→ **Exercise objective**: Exclude images, then output the remaining data verbatim.
::: Data under study
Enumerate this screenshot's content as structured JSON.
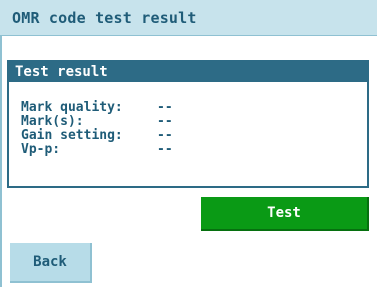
{
  "header": {
    "title": "OMR code test result"
  },
  "result_panel": {
    "title": "Test result",
    "rows": [
      {
        "label": "Mark quality:",
        "value": "--"
      },
      {
        "label": "Mark(s):",
        "value": "--"
      },
      {
        "label": "Gain setting:",
        "value": "--"
      },
      {
        "label": "Vp-p:",
        "value": "--"
      }
    ]
  },
  "buttons": {
    "test_label": "Test",
    "back_label": "Back"
  },
  "colors": {
    "title_bar": "#c7e3ec",
    "panel_header": "#2d6b86",
    "text": "#1f5c78",
    "test_button": "#0a9a15",
    "back_button": "#b7dce8"
  }
}
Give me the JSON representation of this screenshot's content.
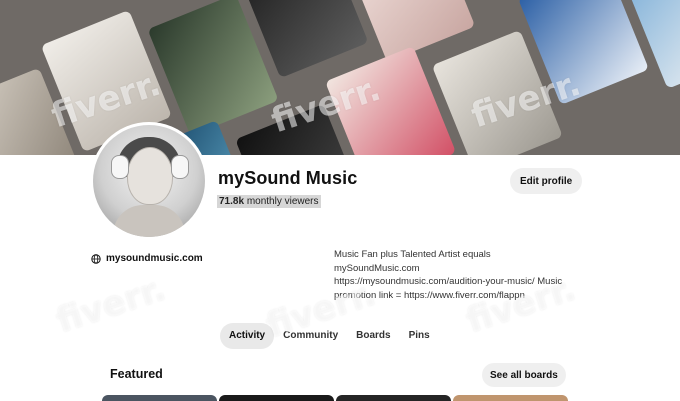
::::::
→ **Your response**:
Enumerate this screenshot's content as structured JSON.
{
  "header": {
    "title": "OMR code test result"
  },
  "result_panel": {
    "title": "Test result",
    "rows": [
      {
        "label": "Mark quality:",
        "value": "--"
      },
      {
        "label": "Mark(s):",
        "value": "--"
      },
      {
        "label": "Gain setting:",
        "value": "--"
      },
      {
        "label": "Vp-p:",
        "value": "--"
      }
    ]
  },
  "buttons": {
    "test_label": "Test",
    "back_label": "Back"
  },
  "colors": {
    "title_bar": "#c7e3ec",
    "panel_header": "#2d6b86",
    "text": "#1f5c78",
    "test_button": "#0a9a15",
    "back_button": "#b7dce8"
  }
}
Give me the JSON representation of this screenshot's content.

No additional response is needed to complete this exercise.